Then I would also put Nights of Cabiria — Le Notti di Cabiria — by Fellini, which I love. It’s a movie about a woman who’s a prostitute, but it’s a fantastic movie with Giulietta Masina and I think it won, like, Best Foreign Film or something in 1957. It’s a film I look at again and again. I’m a big Fellini fan.
And is that one you watched while you were preparing for Fading Gigolo?
Well, there’s so many movies about that world, and so many [actors] have played roles — from Jane Fonda to Barbra Streisand to Barbara Stanwyck to Joan Crawford, Anna Magnani — it goes on and on and on all the way up to Midnight Cowboy. I’m not gonna put Midnight Cowboy as one of my five. But it’s close… That movie really influenced me wanting to be an actor actually because I saw Dustin Hoffman and I was like, ‘Wow, we could be related.’ I couldn’t see it when it came out because it was rated X… but if you see it again, it holds up really, really well. Maybe I’ll put that on my five. I don’t know.
I would definitely have to put Casablanca on there because I think it’s such a great, entertaining film. It’s so witty and funny and it influenced so many people, including Woody Allen… I remember watching it when I was a kid and thinking like, ‘Wow, this is just perfect,’ so I would put that in there.

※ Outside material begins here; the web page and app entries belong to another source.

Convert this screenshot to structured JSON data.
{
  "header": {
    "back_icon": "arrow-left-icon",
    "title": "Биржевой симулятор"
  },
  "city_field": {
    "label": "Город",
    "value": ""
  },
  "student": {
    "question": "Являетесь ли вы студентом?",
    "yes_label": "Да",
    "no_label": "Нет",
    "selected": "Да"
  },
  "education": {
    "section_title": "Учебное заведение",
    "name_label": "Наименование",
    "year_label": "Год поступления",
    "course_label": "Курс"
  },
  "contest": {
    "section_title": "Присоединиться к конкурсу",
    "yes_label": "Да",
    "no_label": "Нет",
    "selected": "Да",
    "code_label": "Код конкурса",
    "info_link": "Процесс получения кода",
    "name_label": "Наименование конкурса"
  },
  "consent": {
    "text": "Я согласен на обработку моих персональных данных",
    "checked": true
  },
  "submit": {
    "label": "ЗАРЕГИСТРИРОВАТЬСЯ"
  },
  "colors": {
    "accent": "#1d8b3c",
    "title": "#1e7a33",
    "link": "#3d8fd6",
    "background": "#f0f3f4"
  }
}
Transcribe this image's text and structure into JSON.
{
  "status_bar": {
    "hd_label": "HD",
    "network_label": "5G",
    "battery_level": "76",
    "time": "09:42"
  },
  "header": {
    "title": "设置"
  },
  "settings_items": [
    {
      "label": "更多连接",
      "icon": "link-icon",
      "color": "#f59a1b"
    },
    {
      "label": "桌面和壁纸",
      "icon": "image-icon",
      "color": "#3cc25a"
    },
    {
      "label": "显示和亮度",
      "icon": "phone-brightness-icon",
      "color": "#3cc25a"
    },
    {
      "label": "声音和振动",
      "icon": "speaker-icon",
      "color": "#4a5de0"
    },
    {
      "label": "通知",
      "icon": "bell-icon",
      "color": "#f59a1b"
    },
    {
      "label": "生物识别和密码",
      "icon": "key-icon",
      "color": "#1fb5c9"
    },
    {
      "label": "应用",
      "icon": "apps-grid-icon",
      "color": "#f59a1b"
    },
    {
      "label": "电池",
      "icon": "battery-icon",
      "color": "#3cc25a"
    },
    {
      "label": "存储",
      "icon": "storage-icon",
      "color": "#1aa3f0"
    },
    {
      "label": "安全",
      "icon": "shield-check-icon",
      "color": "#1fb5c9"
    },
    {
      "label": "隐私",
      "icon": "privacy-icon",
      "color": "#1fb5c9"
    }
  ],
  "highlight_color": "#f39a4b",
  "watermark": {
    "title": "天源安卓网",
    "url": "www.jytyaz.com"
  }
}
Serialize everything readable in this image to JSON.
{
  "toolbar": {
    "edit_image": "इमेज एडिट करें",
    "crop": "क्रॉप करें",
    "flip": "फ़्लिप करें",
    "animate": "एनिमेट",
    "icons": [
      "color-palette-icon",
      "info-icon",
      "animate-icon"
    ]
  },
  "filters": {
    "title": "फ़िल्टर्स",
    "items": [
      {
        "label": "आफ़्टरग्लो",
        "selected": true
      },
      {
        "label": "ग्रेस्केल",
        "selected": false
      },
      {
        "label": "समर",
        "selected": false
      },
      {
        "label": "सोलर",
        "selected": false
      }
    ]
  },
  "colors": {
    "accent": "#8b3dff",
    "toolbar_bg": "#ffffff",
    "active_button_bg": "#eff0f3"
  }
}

And then I would put On the Waterfront in there too… I remember I broke my leg when I was in eighth grade and I actually taped it on my audio cassette. I taped the entire movie, so I know a lot of the movie by heart. So, these are movies that just have had big influences on you at different times of your life.
Number five is a toss-up between The Seven Samurai and Grande Illusion. I still don’t know what to say. I’ll just say… Grande Illusion, which I think is a perfect film. And it doesn’t follow any rules because it’s very episodic. I’m a huge Jean Renoir fan, and I’m a huge Kurosawa fan too, and those guys made movies that — that’s as good as it gets. Jean Renoir’s films have such a tremendous intelligence and humanity, and there’s all this great depth and there’s this great joie de vivre — there’s this great joy in the film. It’s almost like commedia dell’arte, but then it exposes something really deep down. And so those are just great pieces of work, and there are so many other films that I love too, so it’s hard.
In Fading Gigolo, the fifth film written and directed by Turturro, he plays a New York City florist who takes up the world’s oldest profession in order to earn some extra cash for himself and his friend, Murray (Woody Allen). Sofia Vergara, Sharon Stone, Vanessa Paradis, Liev Schreiber and Bob Balaban co-star.